When it comes to checking the baits, keep a close on our dredges and check them often, especially if you're cruising along weedlines.
A dredge's wide profile acts like a rake and pretty much scoops up any piece of sargassum that crosses it's path.
The ideal scenario would be retrieving the dredge while connected to a fish but if not, keeping an eye on the baits hourly prevents missing any raised fish to feed.
Fresh mullet typically holds better and the last thing you want if for them to washed out taking away the mass and scent left on the bait. If they begin to break up, change them as needed throughout the day.

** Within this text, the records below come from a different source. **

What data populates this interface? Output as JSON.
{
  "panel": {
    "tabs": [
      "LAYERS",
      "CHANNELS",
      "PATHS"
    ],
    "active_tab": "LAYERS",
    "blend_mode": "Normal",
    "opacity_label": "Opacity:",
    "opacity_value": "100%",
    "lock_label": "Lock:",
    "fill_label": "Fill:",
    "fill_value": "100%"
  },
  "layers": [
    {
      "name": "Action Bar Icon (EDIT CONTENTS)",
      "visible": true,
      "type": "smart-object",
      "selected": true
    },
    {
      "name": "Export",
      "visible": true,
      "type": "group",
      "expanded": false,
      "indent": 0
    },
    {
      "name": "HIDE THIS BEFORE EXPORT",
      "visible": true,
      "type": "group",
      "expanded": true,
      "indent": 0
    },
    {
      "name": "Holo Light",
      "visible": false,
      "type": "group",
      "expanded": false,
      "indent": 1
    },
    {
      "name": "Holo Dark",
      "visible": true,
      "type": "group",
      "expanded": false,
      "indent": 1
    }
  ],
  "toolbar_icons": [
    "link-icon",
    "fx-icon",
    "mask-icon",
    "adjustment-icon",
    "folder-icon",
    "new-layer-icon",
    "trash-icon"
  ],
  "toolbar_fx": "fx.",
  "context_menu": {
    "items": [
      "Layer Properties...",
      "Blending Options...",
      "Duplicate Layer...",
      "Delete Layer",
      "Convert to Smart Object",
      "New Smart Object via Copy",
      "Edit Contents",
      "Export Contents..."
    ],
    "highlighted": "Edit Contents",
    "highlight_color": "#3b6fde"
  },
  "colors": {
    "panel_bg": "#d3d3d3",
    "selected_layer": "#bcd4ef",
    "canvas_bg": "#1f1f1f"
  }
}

The dredge teaser is by far one of the most productive teasers of modern sportfishing but the key is to find a setup that works best for you. Years ago, dredge fishing was primarily used just for the hardcore sail fishing guys, but as tournaments expand release categories and payouts, dredges are finding their way onto more decks in the Gulf, the Bahamas and the Caribbean. In Puerto Rico and the Dominican Republic where Striped and Blue Marlin frequent the edge, dredges are a staple on any boat targeting billfish. The top skippers run a variety of dredges including natural, artificial, and combination of both to match the local forage, while keeping high hook up ratios.
If you are reluctant or new to dredge fishing, we recommend keeping it simple, taking some time to experiment and most importantly, making sure you have the correct gear and boat set-up. The payoff can be tremendous and more importantly will keep you consistently connected to making angling memories for a lifetime!